As we've purposed to walk our kids through the Bible this year in chronological order, I have been keeping my eyes out for excellent resources to supplement our studies. The gospels have always fascinated me with their distinct flavors, while each telling the same story. When I saw Christ Chronological, a new resource from Lifeway publishers, I was fascinated to get my hands on it and see if it would be helpful for our pursuit. It is incredible.
I received a copy of Christ Chronological for free in exchange for my honest review. All opinions are my own. See my full disclosure for more details.
This book is exactly what it sounds like, a chronological compilation of the writings of the gospels. What I love about it is that it uses color to differentiate each gospel writer, and then places the writings side by side so the reader can clearly compare each account.
The resource begins with the prehistory and birth of Christ. As an introduction to each of the events, the editor presents helpful context for understanding the contents. He quotes Morna Hooker's observations about the importance of how a story begins and ends. She explains that "each provides important clues about the meaning of the material that lies in between."
Why Are There Four Gospels?
As we read through the gospels, its important to note the purpose and audience of each of the writers.
- Matthew wrote to the Jews with the intent to present Jesus Christ as the King of Kings
- Mark wrote to the Romans and showed how Jesus came as a Servant
- Luke, the doctor, wrote to the Greeks and focused on how Jesus was the Perfect Man
- John, written years after the first three, writes to a broader gentile world (not the Jews) and works to present Jesus as the Son of God.
Keeping these simple purposes before you as you read through each account provides a fascinating study on why each author included each event in the way in which he did. This clever compilation does a masterful job of presenting this information in an engaging format that draws the reader in.
Questions to Help You Know Christ Better
I love how Aristotle's five common topics help a reader discover more about what they're thinking about. Those simple questions can bring your sanctified imagination to life in unexpected ways!
This is about understanding the basic essence or nature of a thing.
- Who is Jesus? What is a servant? What does it look like to be perfect?
You can find out more about a thing by looking at how it is similar or different than another thing, and to what degree their differences and similarities exist.
- How is Jesus similar to Abraham, Isaac, or Jacob? How is he different?
- Is the way Jesus came to earth better/worse than what the Jews expected?

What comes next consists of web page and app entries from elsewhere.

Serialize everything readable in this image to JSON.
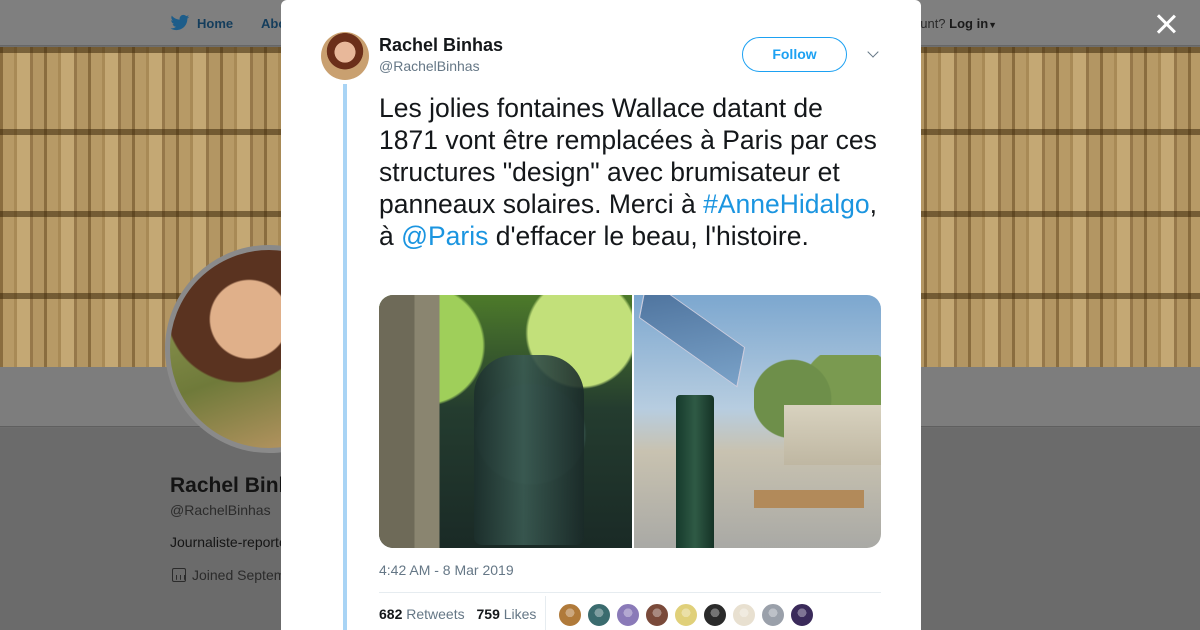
{
  "background_page": {
    "nav": {
      "home": "Home",
      "about": "Abo",
      "account_prompt": "ccount?",
      "login": "Log in"
    },
    "profile": {
      "name": "Rachel Binh",
      "handle": "@RachelBinhas",
      "bio": "Journaliste-reporte",
      "joined": "Joined Septem"
    }
  },
  "tweet": {
    "author_name": "Rachel Binhas",
    "author_handle": "@RachelBinhas",
    "follow_label": "Follow",
    "text_before": "Les jolies fontaines Wallace datant de 1871 vont être remplacées à Paris par ces structures \"design\" avec brumisateur et panneaux solaires. Merci à ",
    "hashtag": "#AnneHidalgo",
    "text_middle": ", à ",
    "mention": "@Paris",
    "text_after": " d'effacer le beau, l'histoire.",
    "timestamp": "4:42 AM - 8 Mar 2019",
    "retweets_count": "682",
    "retweets_label": "Retweets",
    "likes_count": "759",
    "likes_label": "Likes",
    "liker_colors": [
      "#b07a3a",
      "#3a6b6e",
      "#8a7ab8",
      "#7a4a3a",
      "#e0d07a",
      "#2a2a2a",
      "#e8e0d0",
      "#9aa0aa",
      "#3a2a5a"
    ]
  },
  "colors": {
    "accent": "#1da1f2",
    "link": "#1b95e0",
    "thread_line": "#a9d4f5"
  }
}
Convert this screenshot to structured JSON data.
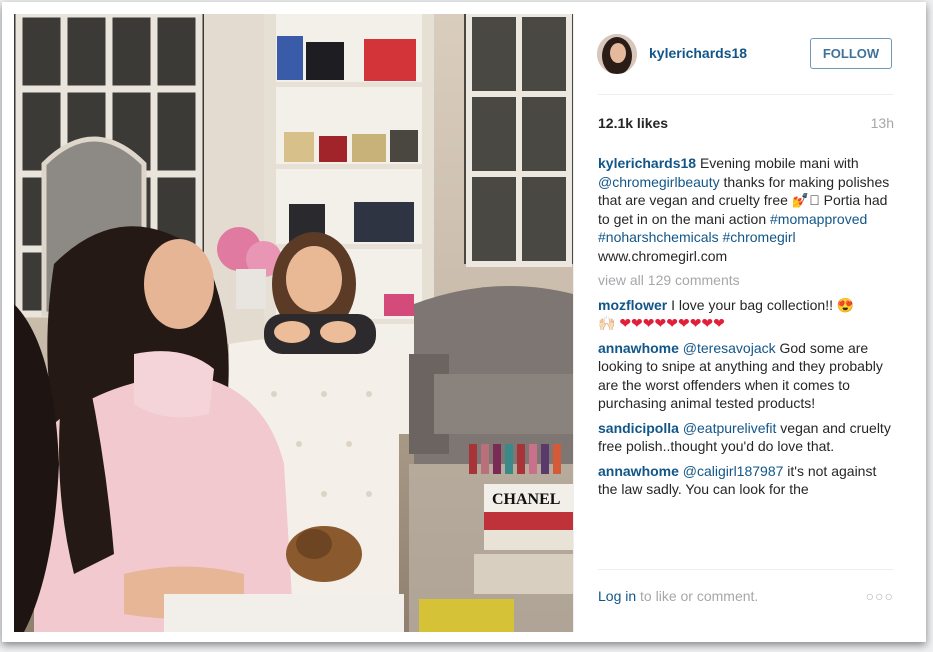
{
  "post": {
    "username": "kylerichards18",
    "follow_label": "FOLLOW",
    "likes": "12.1k likes",
    "time": "13h",
    "caption": {
      "username": "kylerichards18",
      "text_1": "Evening mobile mani with",
      "mention": "@chromegirlbeauty",
      "text_2": "thanks for making polishes that are vegan and cruelty free",
      "emoji": "💅\u0000",
      "text_3": "Portia had to get in on the mani action",
      "tag_1": "#momapproved",
      "tag_2": "#noharshchemicals",
      "tag_3": "#chromegirl",
      "text_4": "www.chromegirl.com"
    },
    "view_all": "view all 129 comments",
    "comments": [
      {
        "username": "mozflower",
        "text": "I love your bag collection!! 😍",
        "emoji_line": "🙌🏻 ❤❤❤❤❤❤❤❤❤"
      },
      {
        "username": "annawhome",
        "mention": "@teresavojack",
        "text": "God some are looking to snipe at anything and they probably are the worst offenders when it comes to purchasing animal tested products!"
      },
      {
        "username": "sandicipolla",
        "mention": "@eatpurelivefit",
        "text": "vegan and cruelty free polish..thought you'd do love that."
      },
      {
        "username": "annawhome",
        "mention": "@caligirl187987",
        "text": "it's not against the law sadly. You can look for the"
      }
    ],
    "login_label": "Log in",
    "login_suffix": "to like or comment.",
    "more": "○○○"
  },
  "photo": {
    "book_label": "CHANEL"
  },
  "colors": {
    "link": "#125688",
    "follow_border": "#6f97b6",
    "muted": "#a5a7aa",
    "text": "#262626"
  }
}
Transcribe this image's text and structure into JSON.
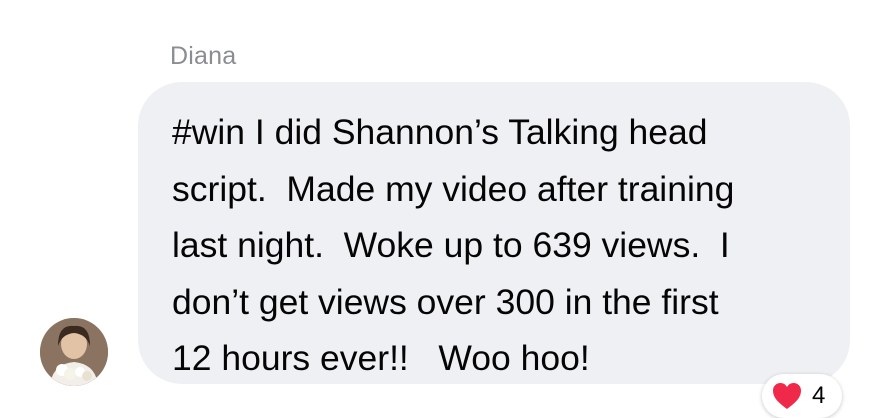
{
  "message": {
    "sender": "Diana",
    "text": "#win I did Shannon’s Talking head\nscript.  Made my video after training\nlast night.  Woke up to 639 views.  I\ndon’t get views over 300 in the first\n12 hours ever!!   Woo hoo!",
    "bubble_color": "#eef0f3",
    "reaction": {
      "icon": "heart-icon",
      "count": "4",
      "color": "#f02849"
    },
    "avatar_icon": "avatar"
  }
}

There are four categories in which to discover how two things naturally relate to each other: cause/effect, antecedent/consequence, contraries, and contradictions.
- Did something cause Jesus to do what he did?
- What will happen if Jesus does or doesn't do what he promises?
This topic covers the basic limitations on what is possible as well as what is and is not probable.
- Is it possible to live a perfect life?
- Is it possible to break the curse?
- If we believe Jesus is who he says he is, can we be certain that he will save us?
- What else was going on in the world when Jesus came? preformed his miracles? died on the cross?
Who can offer an expert opinion on a subject?
- Should a disciple be considered an authority?
- What are the biases of these authorities?
- Who all said they saw these things happen? Can they be trusted?
The beauty of scripture is that can stand up to scrutiny. It has for thousands of years, and it still stands today.
Enjoy Christ Chronological with your family as you engage your mind in soaking in the scriptures.